Plastic surgery was historically considered a medical necessity. These were procedures specifically developed to treat burn or accident victims, to correct those born with cleft palates, or to repair extreme cases of cosmetic disfigurement, such as amputations performed as a punishment for adulterous men. Today, however, plastic surgery is a common option for those seeking to modify their normal and uninjured bodies to conform to an unrealistic, idealized model of perfection.
This book presents the fascinating history of how therapeutic techniques were adapted to offer cosmetic changes to patients without disfiguring bodily flaws. The first section of Plastic Surgery details this evolution by tracing the history from development of the medical techniques to the choices currently available today. The second section digs deeper to examine the controversies and issues associated with plastic surgery, such as race, beauty, and gender reassignment. The third section offers primary documents produced by medical authorities regarding accepted procedures and practices, as well as an expansive glossary and timeline.
- Presents essays by Thomas Mutter—namesake of the Mutter Museum in Philadelphia—on his techniques for burn victims
- Provides illustrations depicting examples of plastic surgery ranging from the Renaissance to the 21st century

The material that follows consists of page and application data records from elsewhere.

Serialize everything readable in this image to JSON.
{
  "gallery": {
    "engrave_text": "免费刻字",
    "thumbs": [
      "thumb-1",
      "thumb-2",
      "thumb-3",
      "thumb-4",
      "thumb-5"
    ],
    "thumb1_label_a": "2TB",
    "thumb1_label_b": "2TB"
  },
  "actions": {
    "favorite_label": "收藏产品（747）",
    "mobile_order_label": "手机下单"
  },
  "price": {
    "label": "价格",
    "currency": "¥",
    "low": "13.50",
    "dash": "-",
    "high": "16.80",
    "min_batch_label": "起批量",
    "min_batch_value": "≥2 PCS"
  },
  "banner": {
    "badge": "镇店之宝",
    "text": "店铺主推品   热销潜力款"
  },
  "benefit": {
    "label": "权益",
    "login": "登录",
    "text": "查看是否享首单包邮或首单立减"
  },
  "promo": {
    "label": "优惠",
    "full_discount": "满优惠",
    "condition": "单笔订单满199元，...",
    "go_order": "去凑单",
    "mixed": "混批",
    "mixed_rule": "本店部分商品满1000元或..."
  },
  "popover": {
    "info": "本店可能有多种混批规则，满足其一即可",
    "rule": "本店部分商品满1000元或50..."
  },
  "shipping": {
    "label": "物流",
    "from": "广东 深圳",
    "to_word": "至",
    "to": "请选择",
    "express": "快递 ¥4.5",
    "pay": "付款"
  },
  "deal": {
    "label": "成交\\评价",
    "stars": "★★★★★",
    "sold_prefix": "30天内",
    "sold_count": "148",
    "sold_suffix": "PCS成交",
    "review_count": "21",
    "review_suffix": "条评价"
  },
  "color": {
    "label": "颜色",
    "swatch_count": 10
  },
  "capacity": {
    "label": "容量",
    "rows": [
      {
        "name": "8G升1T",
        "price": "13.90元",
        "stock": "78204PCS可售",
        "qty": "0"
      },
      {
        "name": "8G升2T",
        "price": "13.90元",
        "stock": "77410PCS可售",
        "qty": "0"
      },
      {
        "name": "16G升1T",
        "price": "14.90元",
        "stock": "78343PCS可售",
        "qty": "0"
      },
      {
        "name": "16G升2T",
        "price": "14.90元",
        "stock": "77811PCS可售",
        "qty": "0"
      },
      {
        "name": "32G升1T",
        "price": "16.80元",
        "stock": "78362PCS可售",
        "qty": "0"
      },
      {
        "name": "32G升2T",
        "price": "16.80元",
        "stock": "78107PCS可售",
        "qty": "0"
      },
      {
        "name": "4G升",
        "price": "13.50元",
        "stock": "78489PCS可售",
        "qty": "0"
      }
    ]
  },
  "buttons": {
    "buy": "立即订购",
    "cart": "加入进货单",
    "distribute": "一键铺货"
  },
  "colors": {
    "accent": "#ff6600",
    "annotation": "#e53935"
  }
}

- Includes a useful bibliography of primary sources
- Contains a glossary explaining medical and body orientation terms